Nearly two-thirds of the world’s coral reef shark and ray species could go extinct.
JCU’s Professor Colin Simpfendorfer was part of an international team of researchers that evaluated the extinction risk of all 134 coral reef shark and ray species.
The study found 59% of coral reef shark and ray species are threatened with extinction, making them the most threatened group in the world other than marine mammals.
Professor Simpfendorfer says the researchers found fishing was the main threat to these species, compounded by habitat loss and climate change.
“Risk is greatest for larger species that live in shallower water and are widely distributed across a number of national jurisdictions, so subject to a patchwork of management. Risk also increases for animals living in the waters of nations with greater fishing pressure and weaker governance,” says Professor Simpfendorfer.
He also says the study showed the extinction risk for coral reef sharks and rays, is almost double that of all 1199 known shark and ray species and is calling for greater protection for the species.

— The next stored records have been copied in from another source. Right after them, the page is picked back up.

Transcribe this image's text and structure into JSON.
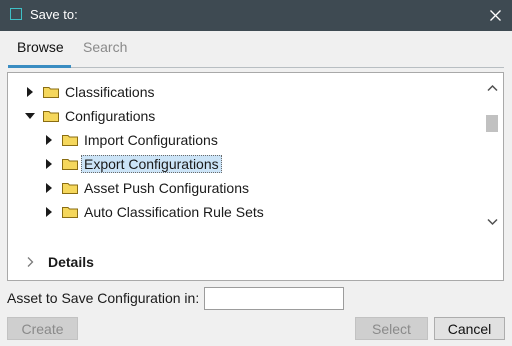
{
  "window": {
    "title": "Save to:",
    "close_icon": "close-icon"
  },
  "tabs": [
    {
      "label": "Browse",
      "active": true
    },
    {
      "label": "Search",
      "active": false
    }
  ],
  "tree": [
    {
      "label": "Classifications",
      "level": 0,
      "expanded": false,
      "selected": false
    },
    {
      "label": "Configurations",
      "level": 0,
      "expanded": true,
      "selected": false
    },
    {
      "label": "Import Configurations",
      "level": 1,
      "expanded": false,
      "selected": false
    },
    {
      "label": "Export Configurations",
      "level": 1,
      "expanded": false,
      "selected": true
    },
    {
      "label": "Asset Push Configurations",
      "level": 1,
      "expanded": false,
      "selected": false
    },
    {
      "label": "Auto Classification Rule Sets",
      "level": 1,
      "expanded": false,
      "selected": false
    }
  ],
  "details": {
    "label": "Details",
    "expanded": false
  },
  "asset_field": {
    "label": "Asset to Save Configuration in:",
    "value": "",
    "placeholder": ""
  },
  "buttons": {
    "create": {
      "label": "Create",
      "enabled": false
    },
    "select": {
      "label": "Select",
      "enabled": false
    },
    "cancel": {
      "label": "Cancel",
      "enabled": true
    }
  },
  "colors": {
    "titlebar": "#3e4a52",
    "accent": "#3a8dc2",
    "folder": "#f5d75c",
    "selection": "#cce4f7"
  }
}
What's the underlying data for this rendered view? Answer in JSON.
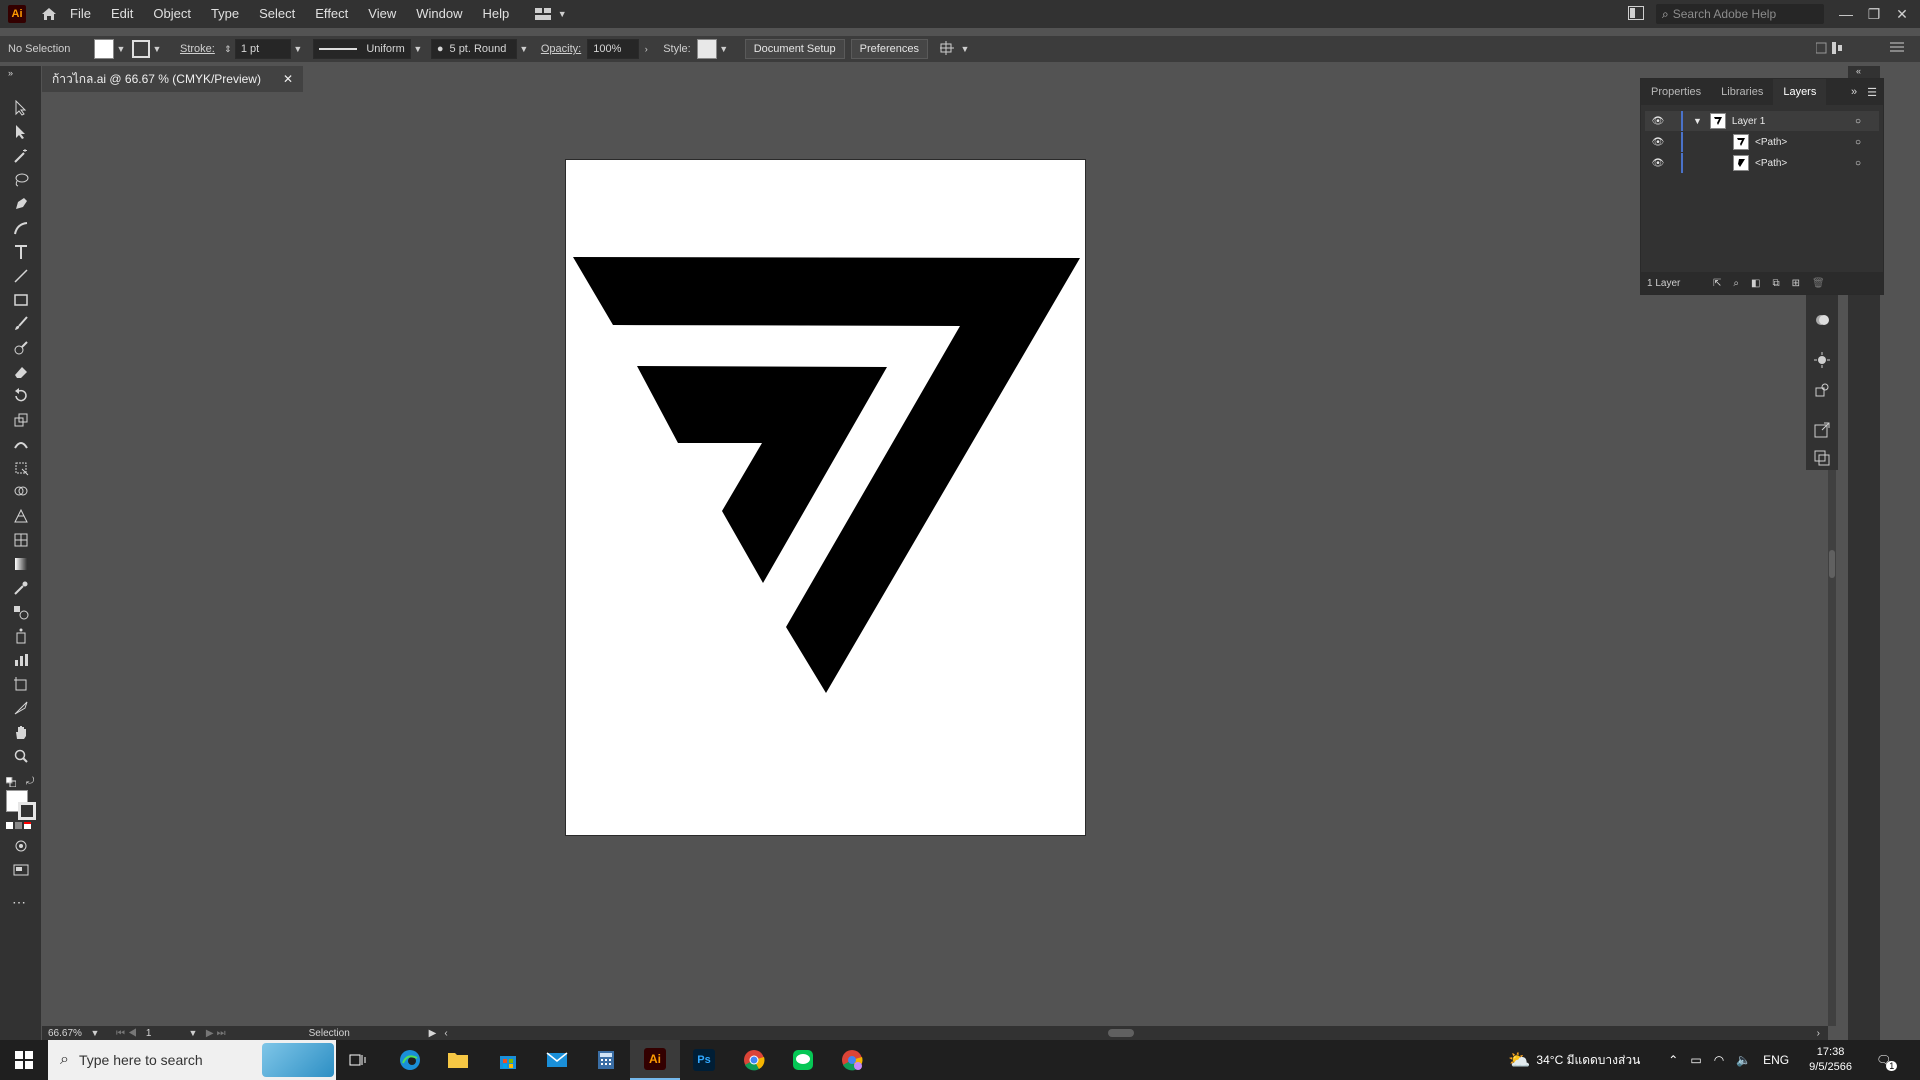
{
  "app": {
    "logo": "Ai",
    "menu": [
      "File",
      "Edit",
      "Object",
      "Type",
      "Select",
      "Effect",
      "View",
      "Window",
      "Help"
    ],
    "help_search_placeholder": "Search Adobe Help"
  },
  "control_bar": {
    "selection": "No Selection",
    "stroke_label": "Stroke:",
    "stroke_value": "1 pt",
    "profile": "Uniform",
    "brush": "5 pt. Round",
    "opacity_label": "Opacity:",
    "opacity_value": "100%",
    "style_label": "Style:",
    "document_setup": "Document Setup",
    "preferences": "Preferences"
  },
  "document": {
    "tab_title": "ก้าวไกล.ai @ 66.67 % (CMYK/Preview)"
  },
  "layers_panel": {
    "tabs": [
      "Properties",
      "Libraries",
      "Layers"
    ],
    "active_tab": "Layers",
    "rows": [
      {
        "name": "Layer 1"
      },
      {
        "name": "<Path>"
      },
      {
        "name": "<Path>"
      }
    ],
    "footer": "1 Layer"
  },
  "status_bar": {
    "zoom": "66.67%",
    "artboard_number": "1",
    "tool_name": "Selection"
  },
  "taskbar": {
    "search_placeholder": "Type here to search",
    "weather": "34°C มีแดดบางส่วน",
    "language": "ENG",
    "time": "17:38",
    "date": "9/5/2566",
    "notification_count": "1"
  },
  "colors": {
    "accent_layer": "#4a72c9",
    "brand_ai": "#ff9a00",
    "canvas_bg": "#535353"
  }
}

“What we need to see is immediate action through local protections, combined with broad-scale fisheries management and Marine Protected Areas,” said Professor Simpfendorfer.

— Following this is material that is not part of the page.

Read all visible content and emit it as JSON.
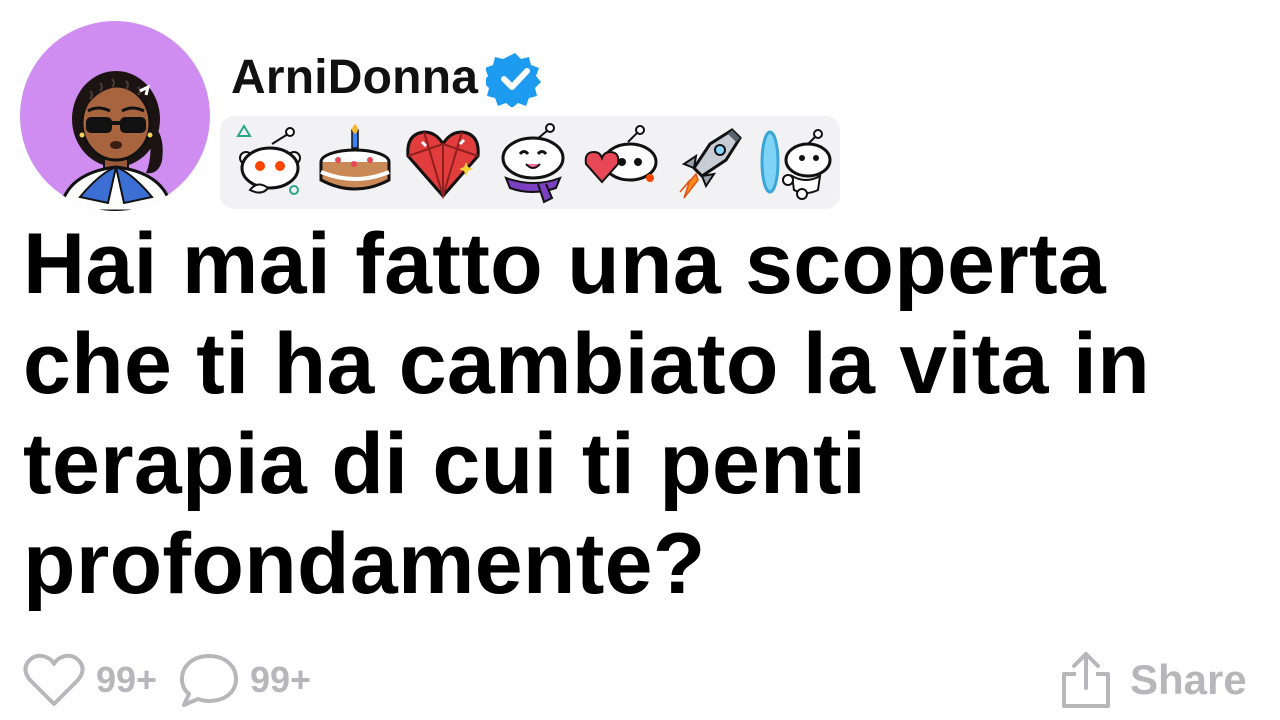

“This is required to avoid extinctions and the loss of critical ecosystem function – condemning reefs to a loss of biodiversity and ecosystem services, limiting livelihoods and food security.”